Some states have been using this method for years. In this process, massive amounts of blank ballots are sent out to every voter in the state. The people who receive them fill them out, sign them and mail them back. Mail-in voting is being encouraged by some, because it decreases the voter’s exposure to Covid-19 since they don’t have to go to their polling place in person. However, many states have never used this method and are legitimately concerned about whether they could make it work if they try it for the first time in a presidential election. There were several states that tried it for the first time in their recent primary voting. It created problems trying to determine whether the addresses were correct and matched the signature on the ballot. In some states up to 20% of the mail-in ballots were rejected because they had not been filled out properly.
VOTING BY ABSENTEE BALLOT
This is a voting procedure that has been used successfully by almost every state for many years. When voting by Absentee Ballot, a voter calls their Election Office and requests an absentee ballot be sent to them. The election official verifies the voter’s name, address, and that they are registered to vote. Then the election official mails a ballot to the voter at the voter’s home address. When the voter receives the ballot, the voter fills out all the information required, votes for the candidate of their choice, signs the ballot and sends it back to the election office. This has been much easier to handle than sending out thousands of blank ballots to unknown people.
Please be aware that there are two other organizations who are sending out Absentee ballots this year.

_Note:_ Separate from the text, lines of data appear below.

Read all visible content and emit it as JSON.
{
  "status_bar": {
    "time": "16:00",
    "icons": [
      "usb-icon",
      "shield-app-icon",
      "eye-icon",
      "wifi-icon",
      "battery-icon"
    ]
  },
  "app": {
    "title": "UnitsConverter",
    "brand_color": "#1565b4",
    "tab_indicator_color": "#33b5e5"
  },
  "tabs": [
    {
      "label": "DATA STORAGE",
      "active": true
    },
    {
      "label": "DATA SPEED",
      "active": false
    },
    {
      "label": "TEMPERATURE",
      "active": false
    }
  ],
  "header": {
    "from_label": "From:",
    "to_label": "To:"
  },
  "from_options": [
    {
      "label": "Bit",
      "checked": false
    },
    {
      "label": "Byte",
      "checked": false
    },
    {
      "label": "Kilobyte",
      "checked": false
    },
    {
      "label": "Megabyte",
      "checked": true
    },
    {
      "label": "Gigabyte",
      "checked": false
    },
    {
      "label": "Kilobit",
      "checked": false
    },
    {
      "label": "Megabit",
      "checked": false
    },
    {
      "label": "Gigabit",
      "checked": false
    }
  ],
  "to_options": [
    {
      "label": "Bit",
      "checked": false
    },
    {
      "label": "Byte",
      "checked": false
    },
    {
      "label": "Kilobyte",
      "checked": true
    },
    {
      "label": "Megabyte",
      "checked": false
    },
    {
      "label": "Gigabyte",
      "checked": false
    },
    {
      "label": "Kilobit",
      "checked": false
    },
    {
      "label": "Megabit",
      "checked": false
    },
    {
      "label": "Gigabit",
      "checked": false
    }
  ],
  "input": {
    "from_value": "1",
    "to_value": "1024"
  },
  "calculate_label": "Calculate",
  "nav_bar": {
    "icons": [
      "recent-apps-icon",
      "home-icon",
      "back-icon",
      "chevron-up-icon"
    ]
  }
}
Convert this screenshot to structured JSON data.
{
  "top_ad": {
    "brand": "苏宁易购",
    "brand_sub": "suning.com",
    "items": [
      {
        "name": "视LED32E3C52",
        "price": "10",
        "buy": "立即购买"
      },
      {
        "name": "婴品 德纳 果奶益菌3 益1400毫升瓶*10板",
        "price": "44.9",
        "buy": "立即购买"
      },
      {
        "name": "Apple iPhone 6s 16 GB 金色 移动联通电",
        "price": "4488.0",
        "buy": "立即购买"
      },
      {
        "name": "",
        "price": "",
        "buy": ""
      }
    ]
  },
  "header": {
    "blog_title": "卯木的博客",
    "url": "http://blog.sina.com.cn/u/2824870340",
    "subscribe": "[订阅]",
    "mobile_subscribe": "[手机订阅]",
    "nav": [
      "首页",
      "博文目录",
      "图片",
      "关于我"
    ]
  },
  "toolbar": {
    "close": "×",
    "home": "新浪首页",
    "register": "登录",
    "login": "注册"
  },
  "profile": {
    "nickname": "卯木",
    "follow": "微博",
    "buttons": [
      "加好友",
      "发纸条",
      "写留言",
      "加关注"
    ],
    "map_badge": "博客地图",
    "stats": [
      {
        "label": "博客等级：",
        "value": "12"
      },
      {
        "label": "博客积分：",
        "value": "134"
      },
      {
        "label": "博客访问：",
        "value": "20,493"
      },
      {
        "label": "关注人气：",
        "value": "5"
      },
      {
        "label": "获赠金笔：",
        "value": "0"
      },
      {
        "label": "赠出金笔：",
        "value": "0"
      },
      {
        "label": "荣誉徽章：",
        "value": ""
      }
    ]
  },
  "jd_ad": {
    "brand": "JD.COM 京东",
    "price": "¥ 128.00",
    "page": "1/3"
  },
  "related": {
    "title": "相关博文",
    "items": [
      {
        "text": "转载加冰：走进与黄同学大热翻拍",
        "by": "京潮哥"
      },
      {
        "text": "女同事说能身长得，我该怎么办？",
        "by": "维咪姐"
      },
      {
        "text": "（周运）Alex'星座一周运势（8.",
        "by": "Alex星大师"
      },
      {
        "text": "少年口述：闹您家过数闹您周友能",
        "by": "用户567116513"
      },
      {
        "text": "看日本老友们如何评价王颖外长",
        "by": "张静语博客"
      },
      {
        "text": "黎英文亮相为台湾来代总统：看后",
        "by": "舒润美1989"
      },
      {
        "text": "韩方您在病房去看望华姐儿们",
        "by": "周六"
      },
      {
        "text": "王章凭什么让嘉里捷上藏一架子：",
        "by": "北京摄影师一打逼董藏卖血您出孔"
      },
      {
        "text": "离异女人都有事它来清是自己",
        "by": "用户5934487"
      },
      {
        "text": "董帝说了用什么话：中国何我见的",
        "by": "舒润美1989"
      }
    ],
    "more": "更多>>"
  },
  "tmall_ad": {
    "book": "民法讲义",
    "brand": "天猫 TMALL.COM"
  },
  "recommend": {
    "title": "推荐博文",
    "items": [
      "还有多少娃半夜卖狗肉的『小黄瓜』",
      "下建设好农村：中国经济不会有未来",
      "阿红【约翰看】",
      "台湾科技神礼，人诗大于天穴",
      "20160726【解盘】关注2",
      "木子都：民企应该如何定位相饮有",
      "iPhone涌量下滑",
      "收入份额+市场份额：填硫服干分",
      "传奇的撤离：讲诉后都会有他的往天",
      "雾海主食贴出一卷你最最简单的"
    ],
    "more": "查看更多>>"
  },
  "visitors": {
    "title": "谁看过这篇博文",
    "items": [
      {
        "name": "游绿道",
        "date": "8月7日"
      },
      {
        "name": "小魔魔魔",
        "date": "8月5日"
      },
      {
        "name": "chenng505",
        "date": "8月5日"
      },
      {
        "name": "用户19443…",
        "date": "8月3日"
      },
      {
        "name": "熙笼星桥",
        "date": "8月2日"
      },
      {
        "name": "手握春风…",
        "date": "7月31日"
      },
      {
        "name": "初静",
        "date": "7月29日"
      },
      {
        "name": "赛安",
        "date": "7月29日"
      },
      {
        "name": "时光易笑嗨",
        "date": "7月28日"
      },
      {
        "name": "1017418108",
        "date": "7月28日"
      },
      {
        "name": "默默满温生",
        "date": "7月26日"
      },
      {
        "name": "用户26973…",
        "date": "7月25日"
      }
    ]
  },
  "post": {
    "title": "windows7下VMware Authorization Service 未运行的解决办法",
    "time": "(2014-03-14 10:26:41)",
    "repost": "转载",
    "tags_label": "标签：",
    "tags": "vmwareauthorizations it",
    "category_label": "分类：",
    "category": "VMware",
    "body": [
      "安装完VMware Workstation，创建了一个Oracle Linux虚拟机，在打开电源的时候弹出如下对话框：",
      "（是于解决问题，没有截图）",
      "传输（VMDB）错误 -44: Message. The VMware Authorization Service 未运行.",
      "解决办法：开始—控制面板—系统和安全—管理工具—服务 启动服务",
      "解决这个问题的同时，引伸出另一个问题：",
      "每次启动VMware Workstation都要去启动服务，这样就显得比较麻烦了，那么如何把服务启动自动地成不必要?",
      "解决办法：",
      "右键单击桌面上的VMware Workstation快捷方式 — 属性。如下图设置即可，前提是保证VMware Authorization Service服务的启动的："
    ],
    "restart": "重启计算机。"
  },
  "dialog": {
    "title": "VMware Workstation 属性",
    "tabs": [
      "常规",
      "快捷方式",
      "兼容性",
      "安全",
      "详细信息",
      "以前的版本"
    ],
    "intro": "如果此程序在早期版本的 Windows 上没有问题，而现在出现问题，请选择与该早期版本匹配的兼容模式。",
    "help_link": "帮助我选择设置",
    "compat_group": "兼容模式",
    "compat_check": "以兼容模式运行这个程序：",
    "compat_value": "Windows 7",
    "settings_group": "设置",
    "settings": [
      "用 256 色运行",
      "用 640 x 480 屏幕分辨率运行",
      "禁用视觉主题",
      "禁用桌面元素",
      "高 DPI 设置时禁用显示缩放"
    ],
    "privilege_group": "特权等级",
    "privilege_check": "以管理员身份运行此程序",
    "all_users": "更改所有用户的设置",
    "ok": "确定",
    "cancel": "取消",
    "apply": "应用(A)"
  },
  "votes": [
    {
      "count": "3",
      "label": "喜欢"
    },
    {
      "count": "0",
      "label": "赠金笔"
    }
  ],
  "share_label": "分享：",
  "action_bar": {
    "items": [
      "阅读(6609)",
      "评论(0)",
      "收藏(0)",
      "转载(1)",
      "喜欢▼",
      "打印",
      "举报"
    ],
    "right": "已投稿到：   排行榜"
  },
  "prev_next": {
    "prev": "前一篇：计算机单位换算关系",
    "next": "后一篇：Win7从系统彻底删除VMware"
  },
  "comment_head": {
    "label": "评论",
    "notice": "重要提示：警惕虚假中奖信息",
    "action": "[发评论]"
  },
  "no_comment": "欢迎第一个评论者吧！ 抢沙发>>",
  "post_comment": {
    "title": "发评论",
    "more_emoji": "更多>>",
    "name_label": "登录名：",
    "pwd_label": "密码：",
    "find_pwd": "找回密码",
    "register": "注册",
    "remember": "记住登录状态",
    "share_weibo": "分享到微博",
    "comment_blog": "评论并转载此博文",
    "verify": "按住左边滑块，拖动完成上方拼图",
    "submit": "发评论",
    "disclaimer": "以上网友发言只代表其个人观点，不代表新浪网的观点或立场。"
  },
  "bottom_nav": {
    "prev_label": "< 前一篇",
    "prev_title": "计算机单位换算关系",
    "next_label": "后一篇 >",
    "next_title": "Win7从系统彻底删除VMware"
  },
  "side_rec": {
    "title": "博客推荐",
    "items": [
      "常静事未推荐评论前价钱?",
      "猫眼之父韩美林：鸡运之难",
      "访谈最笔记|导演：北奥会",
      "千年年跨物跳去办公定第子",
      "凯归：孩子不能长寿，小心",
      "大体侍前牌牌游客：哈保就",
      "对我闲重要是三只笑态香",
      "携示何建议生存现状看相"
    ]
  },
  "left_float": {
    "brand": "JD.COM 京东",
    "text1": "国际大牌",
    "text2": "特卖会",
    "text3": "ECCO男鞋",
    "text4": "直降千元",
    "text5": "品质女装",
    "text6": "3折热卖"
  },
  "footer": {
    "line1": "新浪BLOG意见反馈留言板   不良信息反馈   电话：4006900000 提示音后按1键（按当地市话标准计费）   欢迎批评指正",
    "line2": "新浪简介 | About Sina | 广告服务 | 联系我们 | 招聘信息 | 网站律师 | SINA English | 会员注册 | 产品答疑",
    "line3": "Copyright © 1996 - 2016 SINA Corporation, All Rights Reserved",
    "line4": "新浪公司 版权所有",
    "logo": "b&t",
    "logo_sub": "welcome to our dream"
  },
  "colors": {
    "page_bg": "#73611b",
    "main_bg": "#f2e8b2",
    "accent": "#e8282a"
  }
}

They are the Center for Voter Information (CVI) and the Voter Participation Center (VPC). They are both politically funded organizations located in Washington D.C. The absentee ballots they send are very similar to the ones you would receive from your local election office. They intend to send 65 million ballots out to voters in 27 states whether the voters requested them or not. This has caused a lot of confusion here in Kansas. One person received a second mail-in ballot and mailed it in thinking there must have been something wrong with the first one. When the third one arrived, she called her local election office. They told her this situation was causing a lot of confusion, and assured her she only needed to vote once.
VOTING IN PERSON AT YOUR ASSIGNED POLLING PLACE
This is the method we have been using since our country was founded. If you want to make sure your vote is counted, this is the most reliable way to vote. You will receive a notice in the mail from the election office telling you where your voting place is. When your voting place opens, you simply go there with a photo ID, they confirm your identity and show you how to use the voting machines. When you vote at the polls, you get to see the confirmation of how you voted, approve it and send it into the system yourself. You may even get a little “I Voted” sticker to wear home. It is reliable and pretty easy.
Many of us at Financial Professionals, Inc. voted at the polls wearing our masks during the recent primary. Everything seemed to go very smoothly and safely. Don’t let your voice not be heard. Get out there and vote in this crucial election. God Bless America!
Sources: KCStar.com, KCEB.org, jcebmo.org, jocoelection.org, wycokck.org